Monday, May 26, 2008


As the credits rolled on GTA IV I started to wonder how much the game cost to make, so after some searching... $100 million. After some additional searching you figure out that GTA IV is the first game to eclipse Shenmue in this category. All roads take you back to Shenmue. Shenmue cost a reported 70 million.

In a handful of ways, the comparisons are there. Come to think about it there may not be a GTA IV without Shenmue. Besides the gameplay; the story is similar. Our main protagonists are hell bent on revenge. Ryo is hunting down the person who murdered his father, Niko is looking for a person who betrayed him and both characters have doomed relationships and find only emptiness in revenge.

Shenmue can't really be considered a 'sandbox' game like GTA titles can. Shenmue has a clock that haunts your dreams and keeps things moving forward. Ryo needs his sleep, man! GTA IV uses that gameplay element a bit more now then previous installments. I felt more rushed in GTA IV but a big motivator there was story whereas in Shenmue the story sometimes left you looking for sailors, dropping yen into a Hang-On cabinet and working a regular job moving boxes around, which only made it seem like a sandbox.

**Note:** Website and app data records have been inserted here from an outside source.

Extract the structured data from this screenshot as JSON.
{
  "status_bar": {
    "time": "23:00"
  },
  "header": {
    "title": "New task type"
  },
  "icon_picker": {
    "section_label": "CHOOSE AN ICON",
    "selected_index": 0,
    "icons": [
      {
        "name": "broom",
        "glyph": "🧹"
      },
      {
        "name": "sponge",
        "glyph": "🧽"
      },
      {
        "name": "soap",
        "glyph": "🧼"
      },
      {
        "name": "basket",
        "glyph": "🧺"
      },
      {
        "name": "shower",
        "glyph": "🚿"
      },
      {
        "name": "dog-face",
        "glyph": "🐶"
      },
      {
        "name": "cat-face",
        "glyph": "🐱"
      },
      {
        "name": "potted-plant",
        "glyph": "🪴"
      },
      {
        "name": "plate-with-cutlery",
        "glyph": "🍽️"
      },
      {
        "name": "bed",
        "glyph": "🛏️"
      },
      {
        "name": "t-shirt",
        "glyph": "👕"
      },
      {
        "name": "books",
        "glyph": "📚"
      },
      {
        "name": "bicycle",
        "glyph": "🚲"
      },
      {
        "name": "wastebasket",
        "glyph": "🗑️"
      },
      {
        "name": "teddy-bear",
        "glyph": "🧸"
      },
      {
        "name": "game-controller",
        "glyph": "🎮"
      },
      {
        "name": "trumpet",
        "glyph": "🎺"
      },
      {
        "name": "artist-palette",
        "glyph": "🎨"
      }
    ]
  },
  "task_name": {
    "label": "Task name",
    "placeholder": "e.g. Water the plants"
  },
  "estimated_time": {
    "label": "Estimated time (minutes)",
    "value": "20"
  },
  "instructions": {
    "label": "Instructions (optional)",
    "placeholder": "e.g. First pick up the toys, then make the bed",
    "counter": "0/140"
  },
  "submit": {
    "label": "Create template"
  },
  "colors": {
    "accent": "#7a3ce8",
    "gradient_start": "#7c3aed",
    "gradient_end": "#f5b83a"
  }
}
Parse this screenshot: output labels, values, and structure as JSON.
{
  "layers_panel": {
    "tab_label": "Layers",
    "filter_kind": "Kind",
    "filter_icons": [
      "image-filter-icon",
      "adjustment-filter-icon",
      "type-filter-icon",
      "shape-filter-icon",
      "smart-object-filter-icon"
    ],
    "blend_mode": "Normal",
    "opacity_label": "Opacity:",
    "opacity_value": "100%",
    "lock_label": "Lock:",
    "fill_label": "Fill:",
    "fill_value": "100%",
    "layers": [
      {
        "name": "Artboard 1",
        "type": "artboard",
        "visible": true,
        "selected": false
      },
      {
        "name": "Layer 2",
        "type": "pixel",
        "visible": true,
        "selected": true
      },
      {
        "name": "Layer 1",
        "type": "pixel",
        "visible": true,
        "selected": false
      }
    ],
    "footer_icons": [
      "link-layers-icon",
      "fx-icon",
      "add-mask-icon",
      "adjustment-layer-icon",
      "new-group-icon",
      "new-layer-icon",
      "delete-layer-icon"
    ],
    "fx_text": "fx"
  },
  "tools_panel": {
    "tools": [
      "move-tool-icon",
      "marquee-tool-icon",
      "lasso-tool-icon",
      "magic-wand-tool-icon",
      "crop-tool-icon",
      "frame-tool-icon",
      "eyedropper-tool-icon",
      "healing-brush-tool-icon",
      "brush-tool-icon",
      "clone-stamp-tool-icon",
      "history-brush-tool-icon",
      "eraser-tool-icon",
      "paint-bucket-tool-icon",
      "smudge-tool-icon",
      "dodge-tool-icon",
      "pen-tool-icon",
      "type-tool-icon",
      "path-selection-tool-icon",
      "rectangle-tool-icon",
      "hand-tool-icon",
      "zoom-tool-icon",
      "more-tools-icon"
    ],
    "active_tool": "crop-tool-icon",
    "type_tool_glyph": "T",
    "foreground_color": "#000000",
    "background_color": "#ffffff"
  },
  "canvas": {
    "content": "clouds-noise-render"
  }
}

The thing Shenmue had going for it was intimacy. I really felt like I was part of the world. GTA IV has that as well, but it just can't compare. Even if I could have, I would never even have thought of jumping to my death from 50 stories while firing off rounds from my carbine all the while hoping to land on a vehicle just to see what happens to Ryo. The story in GTA got to me, but not enough to prevent me from trying those types of things. Money comes easily to Nikko, not so easily for Ryo, playing Lucky Hit could only earn him so much.

Now that I've finished up the GTA IV story I can't help but think of how refreshing it would be to have a game with the same elements, but without the witty advertising, cursing, vulgar talk radio stations, ethnic stereotypes, etc... not that I don't like it, it's just that sometimes it took me out of the game. That said, there is definitely a self awareness about it at Rockstar throughout the game though. At one point even, Niko switches off the radio station, stating that he couldn't stand it anymore. I was impressed. It also made me wonder if there is another game that Rockstar wants to make but cannot because it wouldn't sell. Maybe a game closer akin to Shenmue.

Think about the buzz around a Shenmue game made by Take-Two's Rockstar.

Think about it.

Monday, May 12, 2008


Wow. It's rare that something comes along with a lot of anticipation then surpasses your expectations. Rockstar has outdone themselves. The game is incredible. When reading the reviews about the game you might feel bad for the folks that review for a living. They play games as a job, not for the fun of it or for (gasp) the experience of it. GTA 4 is a rare treat for someone like me. First impressions after firing it up are jarring. I expected it to look and feel much like San Andreas. Nothing could be farther from that statement. Meaning, it is clear that it is by the same folks, but the boyish story in the previous installment is gone. The story, which is what I figured would fall flat, it much more gripping.

Like and dislike, feelings.

One of the biggest changes perhaps is, well, me. Maybe I'm wiser, gone though a bit, been around long enough to have made bad decisions... but this game makes you, forces you, to take deep breathes. Dare I say; it has a bit of Shenmue to it. For example: you work on many relationships at once. The game allows you to invest time in certain characters, work for their friendship or love. Because I am the way I am, I tried to take one as far as the game would allow, when all the sudden it turned on me. I honestly felt sort of betrayed. I felt like taking a walk and watching the time go by, literally. So I did. Almost like adding my own cut to the story.

Marching On.

Rockstar didn't mess around. This game is worth every penny. The city looks and feels ridiculously good. I've never lived in NYC but I have visited on occasion, probably more then I should have. I vividly remember the colors of the city the day after New Years, the emptiness. I also remember taking a train from Islip on a Spring day in the middle of the week. Both contrasting images and feelings are in the game. My experiences are limited, so I can only imagine what someone who spent a lot of time there thinks. Regardless, the game sucks you in. Forces you to take in the character that is the city along with the human characters to run into along the way.

Some say this is the greatest video game experience of all time... They may be right, perhaps wrong. Either way, I'll be playing this game all the way through. Why not.